Component data from apps and pages:
####################
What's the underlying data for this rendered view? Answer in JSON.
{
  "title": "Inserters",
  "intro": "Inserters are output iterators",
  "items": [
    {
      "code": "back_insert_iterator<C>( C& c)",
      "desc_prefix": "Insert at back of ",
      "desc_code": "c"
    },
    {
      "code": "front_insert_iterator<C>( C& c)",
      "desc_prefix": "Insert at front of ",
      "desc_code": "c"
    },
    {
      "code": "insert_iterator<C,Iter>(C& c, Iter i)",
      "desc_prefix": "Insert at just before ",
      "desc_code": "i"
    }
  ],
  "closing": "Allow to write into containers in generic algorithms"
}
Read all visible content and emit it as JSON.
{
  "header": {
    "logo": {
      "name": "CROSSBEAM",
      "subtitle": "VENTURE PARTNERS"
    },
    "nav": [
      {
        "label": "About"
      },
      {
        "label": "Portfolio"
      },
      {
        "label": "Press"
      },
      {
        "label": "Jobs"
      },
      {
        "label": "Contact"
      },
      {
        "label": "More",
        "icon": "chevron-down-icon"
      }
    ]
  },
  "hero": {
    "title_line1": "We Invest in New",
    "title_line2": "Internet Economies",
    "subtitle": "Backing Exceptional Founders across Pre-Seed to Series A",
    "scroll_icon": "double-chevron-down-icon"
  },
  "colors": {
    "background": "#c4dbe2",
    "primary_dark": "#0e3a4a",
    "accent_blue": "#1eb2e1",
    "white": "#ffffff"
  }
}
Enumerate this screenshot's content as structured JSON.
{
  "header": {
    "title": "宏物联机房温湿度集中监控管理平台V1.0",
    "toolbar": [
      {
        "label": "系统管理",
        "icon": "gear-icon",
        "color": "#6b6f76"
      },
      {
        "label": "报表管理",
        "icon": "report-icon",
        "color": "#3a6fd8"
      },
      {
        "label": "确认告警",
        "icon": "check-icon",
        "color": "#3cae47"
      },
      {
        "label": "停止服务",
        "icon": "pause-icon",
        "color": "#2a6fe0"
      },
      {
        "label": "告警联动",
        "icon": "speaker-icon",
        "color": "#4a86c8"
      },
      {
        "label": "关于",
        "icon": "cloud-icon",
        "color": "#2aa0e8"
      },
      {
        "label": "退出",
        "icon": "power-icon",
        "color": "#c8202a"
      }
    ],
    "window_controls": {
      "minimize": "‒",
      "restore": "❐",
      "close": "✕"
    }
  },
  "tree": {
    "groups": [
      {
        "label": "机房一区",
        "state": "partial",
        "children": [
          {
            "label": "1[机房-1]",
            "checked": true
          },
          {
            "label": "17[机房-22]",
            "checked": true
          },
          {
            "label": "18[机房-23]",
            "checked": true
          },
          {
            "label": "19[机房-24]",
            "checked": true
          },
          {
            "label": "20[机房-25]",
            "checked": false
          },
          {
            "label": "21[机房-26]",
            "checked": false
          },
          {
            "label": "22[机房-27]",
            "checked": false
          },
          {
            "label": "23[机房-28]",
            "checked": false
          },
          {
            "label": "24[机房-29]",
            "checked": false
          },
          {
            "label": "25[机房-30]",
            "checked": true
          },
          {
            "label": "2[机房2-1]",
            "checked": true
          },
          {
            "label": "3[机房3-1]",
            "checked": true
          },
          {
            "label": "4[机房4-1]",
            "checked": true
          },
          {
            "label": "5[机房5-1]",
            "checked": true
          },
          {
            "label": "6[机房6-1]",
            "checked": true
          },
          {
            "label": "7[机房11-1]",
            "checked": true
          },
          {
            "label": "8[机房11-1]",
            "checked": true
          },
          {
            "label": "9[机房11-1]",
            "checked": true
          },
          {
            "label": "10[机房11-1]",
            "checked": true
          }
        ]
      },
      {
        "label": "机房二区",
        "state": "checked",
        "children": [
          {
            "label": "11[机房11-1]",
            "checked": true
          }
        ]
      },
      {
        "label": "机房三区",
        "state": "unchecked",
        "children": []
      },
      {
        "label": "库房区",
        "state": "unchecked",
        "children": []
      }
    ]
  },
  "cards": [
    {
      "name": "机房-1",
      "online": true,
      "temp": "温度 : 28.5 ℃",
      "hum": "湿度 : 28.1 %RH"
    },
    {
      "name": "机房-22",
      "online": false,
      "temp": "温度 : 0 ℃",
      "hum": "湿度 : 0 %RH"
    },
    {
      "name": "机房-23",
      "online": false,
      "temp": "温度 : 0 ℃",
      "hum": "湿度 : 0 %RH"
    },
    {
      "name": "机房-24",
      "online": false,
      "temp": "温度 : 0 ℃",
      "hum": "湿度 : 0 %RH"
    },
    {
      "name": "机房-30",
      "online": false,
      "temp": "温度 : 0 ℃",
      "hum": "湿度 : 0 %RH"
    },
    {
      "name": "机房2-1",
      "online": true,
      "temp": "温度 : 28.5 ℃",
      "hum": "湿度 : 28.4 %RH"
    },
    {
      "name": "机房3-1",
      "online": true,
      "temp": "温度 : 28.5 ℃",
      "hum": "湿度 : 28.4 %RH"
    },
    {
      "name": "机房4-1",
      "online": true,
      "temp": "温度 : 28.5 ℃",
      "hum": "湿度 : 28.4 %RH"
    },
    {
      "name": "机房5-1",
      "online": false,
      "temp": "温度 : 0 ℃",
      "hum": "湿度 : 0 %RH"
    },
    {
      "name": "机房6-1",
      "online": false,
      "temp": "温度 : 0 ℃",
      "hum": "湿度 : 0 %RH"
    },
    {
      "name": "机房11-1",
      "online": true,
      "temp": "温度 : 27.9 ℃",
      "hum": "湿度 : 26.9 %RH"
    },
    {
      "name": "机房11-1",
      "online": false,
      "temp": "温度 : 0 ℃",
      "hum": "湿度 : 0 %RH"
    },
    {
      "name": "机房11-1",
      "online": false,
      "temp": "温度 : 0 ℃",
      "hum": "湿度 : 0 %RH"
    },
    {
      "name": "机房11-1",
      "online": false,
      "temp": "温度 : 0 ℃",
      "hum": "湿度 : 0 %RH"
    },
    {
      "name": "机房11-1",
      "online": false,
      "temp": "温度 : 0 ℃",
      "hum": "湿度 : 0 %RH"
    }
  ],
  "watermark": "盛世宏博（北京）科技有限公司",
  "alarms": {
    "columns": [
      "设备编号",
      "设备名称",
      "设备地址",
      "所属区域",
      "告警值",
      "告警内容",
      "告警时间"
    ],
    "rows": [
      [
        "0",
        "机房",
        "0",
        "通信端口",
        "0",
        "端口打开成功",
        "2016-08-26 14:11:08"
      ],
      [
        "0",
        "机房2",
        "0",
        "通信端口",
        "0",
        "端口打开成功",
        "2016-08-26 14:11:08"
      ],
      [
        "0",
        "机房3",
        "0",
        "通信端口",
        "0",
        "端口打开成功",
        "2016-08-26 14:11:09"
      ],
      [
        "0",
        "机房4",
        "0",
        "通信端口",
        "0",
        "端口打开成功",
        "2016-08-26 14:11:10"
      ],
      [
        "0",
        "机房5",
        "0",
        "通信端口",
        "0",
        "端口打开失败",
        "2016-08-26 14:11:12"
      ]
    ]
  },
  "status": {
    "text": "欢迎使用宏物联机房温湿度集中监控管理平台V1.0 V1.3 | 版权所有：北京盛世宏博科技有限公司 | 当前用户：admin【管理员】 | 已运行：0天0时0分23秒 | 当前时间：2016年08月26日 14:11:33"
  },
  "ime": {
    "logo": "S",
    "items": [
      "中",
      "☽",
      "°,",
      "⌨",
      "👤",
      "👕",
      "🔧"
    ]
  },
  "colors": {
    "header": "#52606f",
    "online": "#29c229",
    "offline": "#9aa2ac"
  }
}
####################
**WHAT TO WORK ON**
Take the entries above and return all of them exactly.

**SOLUTION TO THIS EXERCISE**
What's the underlying data for this rendered view? Answer in JSON.
{
  "title": "Inserters",
  "intro": "Inserters are output iterators",
  "items": [
    {
      "code": "back_insert_iterator<C>( C& c)",
      "desc_prefix": "Insert at back of ",
      "desc_code": "c"
    },
    {
      "code": "front_insert_iterator<C>( C& c)",
      "desc_prefix": "Insert at front of ",
      "desc_code": "c"
    },
    {
      "code": "insert_iterator<C,Iter>(C& c, Iter i)",
      "desc_prefix": "Insert at just before ",
      "desc_code": "i"
    }
  ],
  "closing": "Allow to write into containers in generic algorithms"
}
Read all visible content and emit it as JSON.
{
  "header": {
    "logo": {
      "name": "CROSSBEAM",
      "subtitle": "VENTURE PARTNERS"
    },
    "nav": [
      {
        "label": "About"
      },
      {
        "label": "Portfolio"
      },
      {
        "label": "Press"
      },
      {
        "label": "Jobs"
      },
      {
        "label": "Contact"
      },
      {
        "label": "More",
        "icon": "chevron-down-icon"
      }
    ]
  },
  "hero": {
    "title_line1": "We Invest in New",
    "title_line2": "Internet Economies",
    "subtitle": "Backing Exceptional Founders across Pre-Seed to Series A",
    "scroll_icon": "double-chevron-down-icon"
  },
  "colors": {
    "background": "#c4dbe2",
    "primary_dark": "#0e3a4a",
    "accent_blue": "#1eb2e1",
    "white": "#ffffff"
  }
}
Enumerate this screenshot's content as structured JSON.
{
  "header": {
    "title": "宏物联机房温湿度集中监控管理平台V1.0",
    "toolbar": [
      {
        "label": "系统管理",
        "icon": "gear-icon",
        "color": "#6b6f76"
      },
      {
        "label": "报表管理",
        "icon": "report-icon",
        "color": "#3a6fd8"
      },
      {
        "label": "确认告警",
        "icon": "check-icon",
        "color": "#3cae47"
      },
      {
        "label": "停止服务",
        "icon": "pause-icon",
        "color": "#2a6fe0"
      },
      {
        "label": "告警联动",
        "icon": "speaker-icon",
        "color": "#4a86c8"
      },
      {
        "label": "关于",
        "icon": "cloud-icon",
        "color": "#2aa0e8"
      },
      {
        "label": "退出",
        "icon": "power-icon",
        "color": "#c8202a"
      }
    ],
    "window_controls": {
      "minimize": "‒",
      "restore": "❐",
      "close": "✕"
    }
  },
  "tree": {
    "groups": [
      {
        "label": "机房一区",
        "state": "partial",
        "children": [
          {
            "label": "1[机房-1]",
            "checked": true
          },
          {
            "label": "17[机房-22]",
            "checked": true
          },
          {
            "label": "18[机房-23]",
            "checked": true
          },
          {
            "label": "19[机房-24]",
            "checked": true
          },
          {
            "label": "20[机房-25]",
            "checked": false
          },
          {
            "label": "21[机房-26]",
            "checked": false
          },
          {
            "label": "22[机房-27]",
            "checked": false
          },
          {
            "label": "23[机房-28]",
            "checked": false
          },
          {
            "label": "24[机房-29]",
            "checked": false
          },
          {
            "label": "25[机房-30]",
            "checked": true
          },
          {
            "label": "2[机房2-1]",
            "checked": true
          },
          {
            "label": "3[机房3-1]",
            "checked": true
          },
          {
            "label": "4[机房4-1]",
            "checked": true
          },
          {
            "label": "5[机房5-1]",
            "checked": true
          },
          {
            "label": "6[机房6-1]",
            "checked": true
          },
          {
            "label": "7[机房11-1]",
            "checked": true
          },
          {
            "label": "8[机房11-1]",
            "checked": true
          },
          {
            "label": "9[机房11-1]",
            "checked": true
          },
          {
            "label": "10[机房11-1]",
            "checked": true
          }
        ]
      },
      {
        "label": "机房二区",
        "state": "checked",
        "children": [
          {
            "label": "11[机房11-1]",
            "checked": true
          }
        ]
      },
      {
        "label": "机房三区",
        "state": "unchecked",
        "children": []
      },
      {
        "label": "库房区",
        "state": "unchecked",
        "children": []
      }
    ]
  },
  "cards": [
    {
      "name": "机房-1",
      "online": true,
      "temp": "温度 : 28.5 ℃",
      "hum": "湿度 : 28.1 %RH"
    },
    {
      "name": "机房-22",
      "online": false,
      "temp": "温度 : 0 ℃",
      "hum": "湿度 : 0 %RH"
    },
    {
      "name": "机房-23",
      "online": false,
      "temp": "温度 : 0 ℃",
      "hum": "湿度 : 0 %RH"
    },
    {
      "name": "机房-24",
      "online": false,
      "temp": "温度 : 0 ℃",
      "hum": "湿度 : 0 %RH"
    },
    {
      "name": "机房-30",
      "online": false,
      "temp": "温度 : 0 ℃",
      "hum": "湿度 : 0 %RH"
    },
    {
      "name": "机房2-1",
      "online": true,
      "temp": "温度 : 28.5 ℃",
      "hum": "湿度 : 28.4 %RH"
    },
    {
      "name": "机房3-1",
      "online": true,
      "temp": "温度 : 28.5 ℃",
      "hum": "湿度 : 28.4 %RH"
    },
    {
      "name": "机房4-1",
      "online": true,
      "temp": "温度 : 28.5 ℃",
      "hum": "湿度 : 28.4 %RH"
    },
    {
      "name": "机房5-1",
      "online": false,
      "temp": "温度 : 0 ℃",
      "hum": "湿度 : 0 %RH"
    },
    {
      "name": "机房6-1",
      "online": false,
      "temp": "温度 : 0 ℃",
      "hum": "湿度 : 0 %RH"
    },
    {
      "name": "机房11-1",
      "online": true,
      "temp": "温度 : 27.9 ℃",
      "hum": "湿度 : 26.9 %RH"
    },
    {
      "name": "机房11-1",
      "online": false,
      "temp": "温度 : 0 ℃",
      "hum": "湿度 : 0 %RH"
    },
    {
      "name": "机房11-1",
      "online": false,
      "temp": "温度 : 0 ℃",
      "hum": "湿度 : 0 %RH"
    },
    {
      "name": "机房11-1",
      "online": false,
      "temp": "温度 : 0 ℃",
      "hum": "湿度 : 0 %RH"
    },
    {
      "name": "机房11-1",
      "online": false,
      "temp": "温度 : 0 ℃",
      "hum": "湿度 : 0 %RH"
    }
  ],
  "watermark": "盛世宏博（北京）科技有限公司",
  "alarms": {
    "columns": [
      "设备编号",
      "设备名称",
      "设备地址",
      "所属区域",
      "告警值",
      "告警内容",
      "告警时间"
    ],
    "rows": [
      [
        "0",
        "机房",
        "0",
        "通信端口",
        "0",
        "端口打开成功",
        "2016-08-26 14:11:08"
      ],
      [
        "0",
        "机房2",
        "0",
        "通信端口",
        "0",
        "端口打开成功",
        "2016-08-26 14:11:08"
      ],
      [
        "0",
        "机房3",
        "0",
        "通信端口",
        "0",
        "端口打开成功",
        "2016-08-26 14:11:09"
      ],
      [
        "0",
        "机房4",
        "0",
        "通信端口",
        "0",
        "端口打开成功",
        "2016-08-26 14:11:10"
      ],
      [
        "0",
        "机房5",
        "0",
        "通信端口",
        "0",
        "端口打开失败",
        "2016-08-26 14:11:12"
      ]
    ]
  },
  "status": {
    "text": "欢迎使用宏物联机房温湿度集中监控管理平台V1.0 V1.3 | 版权所有：北京盛世宏博科技有限公司 | 当前用户：admin【管理员】 | 已运行：0天0时0分23秒 | 当前时间：2016年08月26日 14:11:33"
  },
  "ime": {
    "logo": "S",
    "items": [
      "中",
      "☽",
      "°,",
      "⌨",
      "👤",
      "👕",
      "🔧"
    ]
  },
  "colors": {
    "header": "#52606f",
    "online": "#29c229",
    "offline": "#9aa2ac"
  }
}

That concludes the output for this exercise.